* _Task brief_:
Each record below should be reproduced as it is written, with pictures left out entirely.
Extracted material Block Start
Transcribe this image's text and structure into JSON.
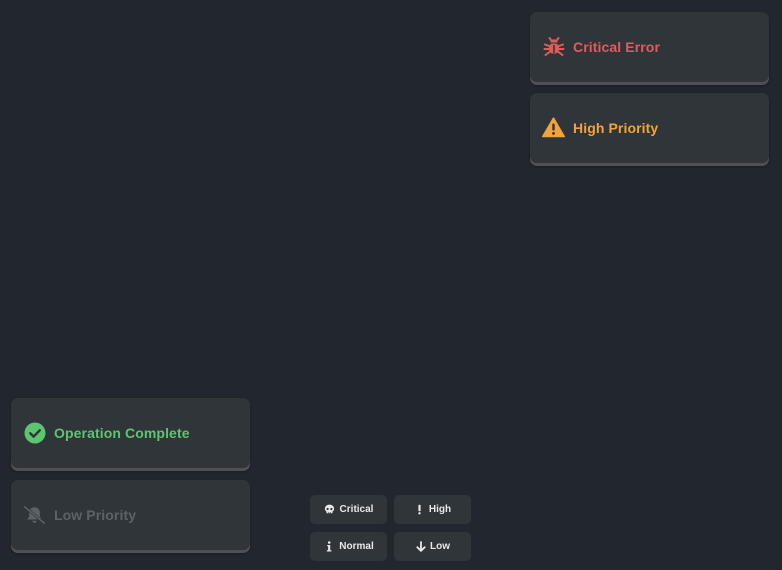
{
  "notifications": {
    "critical": {
      "title": "Critical Error",
      "icon": "bug-icon",
      "color": "#e05c58"
    },
    "high": {
      "title": "High Priority",
      "icon": "warning-triangle-icon",
      "color": "#f2a33a"
    },
    "success": {
      "title": "Operation Complete",
      "icon": "check-circle-icon",
      "color": "#5bc66f"
    },
    "low": {
      "title": "Low Priority",
      "icon": "bell-slash-icon",
      "color": "#5d6268"
    }
  },
  "triggers": {
    "critical": {
      "label": "Critical",
      "icon": "skull-icon"
    },
    "high": {
      "label": "High",
      "icon": "exclamation-icon"
    },
    "normal": {
      "label": "Normal",
      "icon": "info-icon"
    },
    "low": {
      "label": "Low",
      "icon": "arrow-down-icon"
    }
  },
  "colors": {
    "background": "#22262e",
    "surface": "#30353a",
    "text": "#e6e8ea"
  }
}
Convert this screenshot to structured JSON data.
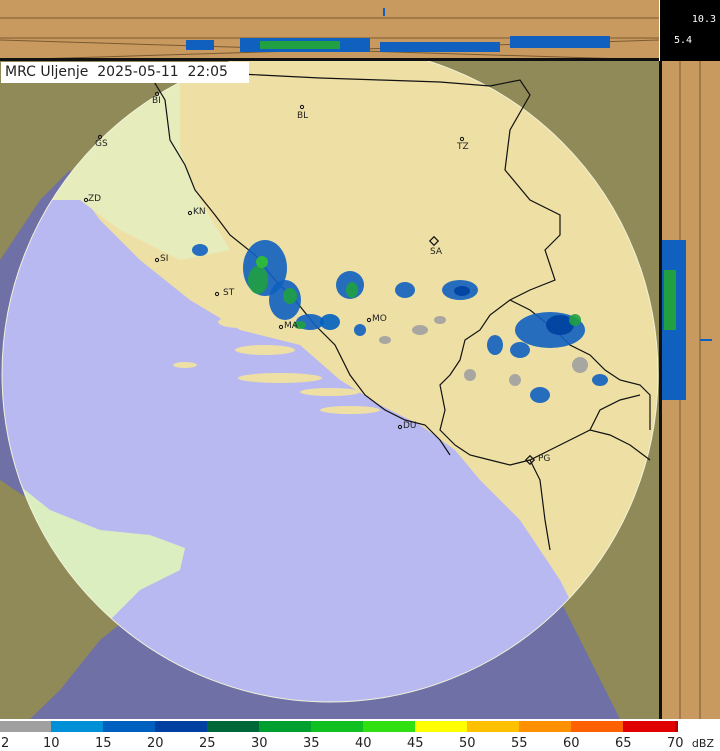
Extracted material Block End
* _Task response_:
Transcribe this image's text and structure into JSON.
{
  "notifications": {
    "critical": {
      "title": "Critical Error",
      "icon": "bug-icon",
      "color": "#e05c58"
    },
    "high": {
      "title": "High Priority",
      "icon": "warning-triangle-icon",
      "color": "#f2a33a"
    },
    "success": {
      "title": "Operation Complete",
      "icon": "check-circle-icon",
      "color": "#5bc66f"
    },
    "low": {
      "title": "Low Priority",
      "icon": "bell-slash-icon",
      "color": "#5d6268"
    }
  },
  "triggers": {
    "critical": {
      "label": "Critical",
      "icon": "skull-icon"
    },
    "high": {
      "label": "High",
      "icon": "exclamation-icon"
    },
    "normal": {
      "label": "Normal",
      "icon": "info-icon"
    },
    "low": {
      "label": "Low",
      "icon": "arrow-down-icon"
    }
  },
  "colors": {
    "background": "#22262e",
    "surface": "#30353a",
    "text": "#e6e8ea"
  }
}
Convert this screenshot to structured JSON data.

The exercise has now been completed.